Copy every line from the records that holds the word "Глубина".

Excerpted records section start

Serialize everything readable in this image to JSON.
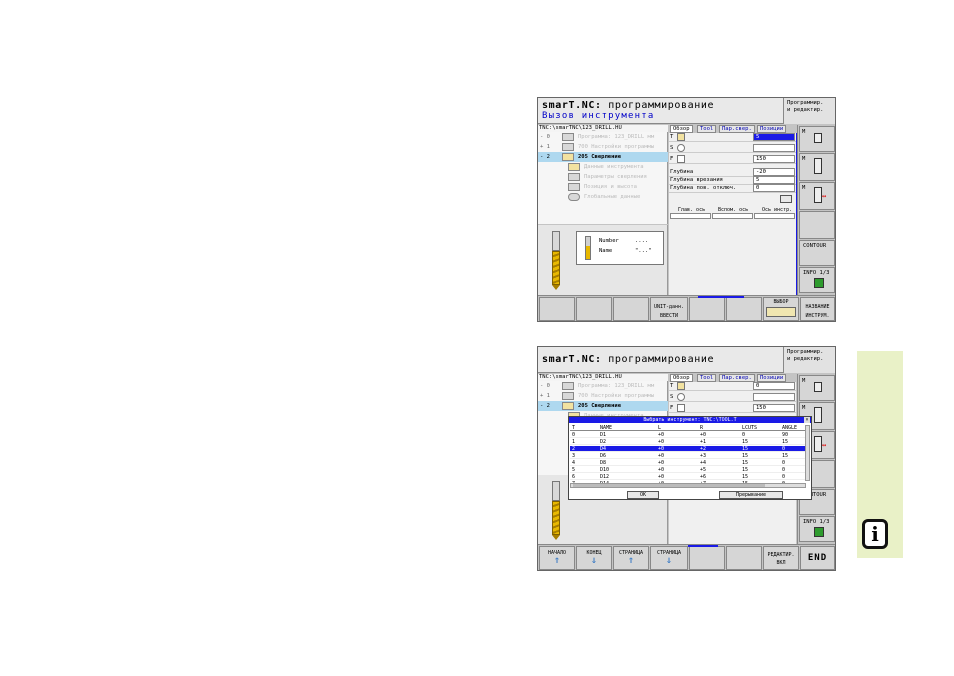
{
  "screen1": {
    "title": {
      "app": "smarT.NC:",
      "mode": "программирование",
      "subtitle": "Вызов инструмента"
    },
    "mode_box": {
      "line1": "Программир.",
      "line2": "и редактир."
    },
    "path": "TNC:\\smarTNC\\123_DRILL.HU",
    "tree": [
      {
        "expander": "- 0",
        "label": "Программа: 123_DRILL мм"
      },
      {
        "expander": "+ 1",
        "label": "700 Настройки программы"
      },
      {
        "expander": "- 2",
        "label": "205 Сверление"
      },
      {
        "expander": "",
        "label": "Данные инструмента"
      },
      {
        "expander": "",
        "label": "Параметры сверления"
      },
      {
        "expander": "",
        "label": "Позиция и высота"
      },
      {
        "expander": "",
        "label": "Глобальные данные"
      }
    ],
    "info": {
      "number_label": "Number",
      "number_value": "....",
      "name_label": "Name",
      "name_value": "\"...\""
    },
    "tabs": [
      "Обзор",
      "Tool",
      "Пар.свер.",
      "Позиции"
    ],
    "fields": {
      "T": {
        "value": "5"
      },
      "S": {
        "value": ""
      },
      "F": {
        "value": "150"
      },
      "depth": {
        "label": "Глубина",
        "value": "-20"
      },
      "infeed": {
        "label": "Глубина врезания",
        "value": "5"
      },
      "dwell": {
        "label": "Глубина пов. отключ.",
        "value": "0"
      }
    },
    "axis_cols": [
      "Глав. ось",
      "Вспом. ось",
      "Ось инстр."
    ],
    "side_softkeys": [
      {
        "label": "M"
      },
      {
        "label": "M"
      },
      {
        "label": "M"
      },
      {
        "label": ""
      },
      {
        "label": "CONTOUR"
      },
      {
        "label": "INFO 1/3"
      }
    ],
    "bottom_softkeys": [
      {
        "line1": "",
        "line2": ""
      },
      {
        "line1": "",
        "line2": ""
      },
      {
        "line1": "",
        "line2": ""
      },
      {
        "line1": "UNIT-данн.",
        "line2": "ВВЕСТИ"
      },
      {
        "line1": "",
        "line2": ""
      },
      {
        "line1": "",
        "line2": ""
      },
      {
        "line1": "ВЫБОР",
        "line2": ""
      },
      {
        "line1": "НАЗВАНИЕ",
        "line2": "ИНСТРУМ."
      }
    ]
  },
  "screen2": {
    "title": {
      "app": "smarT.NC:",
      "mode": "программирование"
    },
    "mode_box": {
      "line1": "Программир.",
      "line2": "и редактир."
    },
    "path": "TNC:\\smarTNC\\123_DRILL.HU",
    "tree": [
      {
        "expander": "- 0",
        "label": "Программа: 123_DRILL мм"
      },
      {
        "expander": "+ 1",
        "label": "700 Настройки программы"
      },
      {
        "expander": "- 2",
        "label": "205 Сверление"
      },
      {
        "expander": "",
        "label": "Данные инструмента"
      }
    ],
    "tabs": [
      "Обзор",
      "Tool",
      "Пар.свер.",
      "Позиции"
    ],
    "fields": {
      "T": {
        "value": "0"
      },
      "S": {
        "value": ""
      },
      "F": {
        "value": "150"
      }
    },
    "popup": {
      "title": "Выбрать инструмент: TNC:\\TOOL.T",
      "columns": [
        "T",
        "NAME",
        "L",
        "R",
        "LCUTS",
        "ANGLE"
      ],
      "rows": [
        [
          "0",
          "D1",
          "+0",
          "+0",
          "0",
          "90"
        ],
        [
          "1",
          "D2",
          "+0",
          "+1",
          "15",
          "15"
        ],
        [
          "2",
          "D4",
          "+0",
          "+2",
          "15",
          "0"
        ],
        [
          "3",
          "D6",
          "+0",
          "+3",
          "15",
          "15"
        ],
        [
          "4",
          "D8",
          "+0",
          "+4",
          "15",
          "0"
        ],
        [
          "5",
          "D10",
          "+0",
          "+5",
          "15",
          "0"
        ],
        [
          "6",
          "D12",
          "+0",
          "+6",
          "15",
          "0"
        ],
        [
          "7",
          "D14",
          "+0",
          "+7",
          "15",
          "0"
        ]
      ],
      "highlight_index": 2,
      "ok": "OK",
      "cancel": "Прерывание"
    },
    "side_softkeys": [
      {
        "label": "M"
      },
      {
        "label": "M"
      },
      {
        "label": "M"
      },
      {
        "label": ""
      },
      {
        "label": "CONTOUR"
      },
      {
        "label": "INFO 1/3"
      }
    ],
    "bottom_softkeys": [
      {
        "line1": "НАЧАЛО",
        "line2": ""
      },
      {
        "line1": "КОНЕЦ",
        "line2": ""
      },
      {
        "line1": "СТРАНИЦА",
        "line2": ""
      },
      {
        "line1": "СТРАНИЦА",
        "line2": ""
      },
      {
        "line1": "",
        "line2": ""
      },
      {
        "line1": "",
        "line2": ""
      },
      {
        "line1": "РЕДАКТИР.",
        "line2": "ВКЛ"
      },
      {
        "line1": "END",
        "line2": ""
      }
    ]
  },
  "info_icon": "info-icon",
  "colors": {
    "accent": "#1a1ae6",
    "selection": "#aed8ef",
    "info_strip": "#e9f1c7",
    "tool_yellow": "#e8b800"
  }
}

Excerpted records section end

• **Response to this exercise**:
        "label": "Глубина",
        "label": "Глубина врезания",
        "label": "Глубина пов. отключ.",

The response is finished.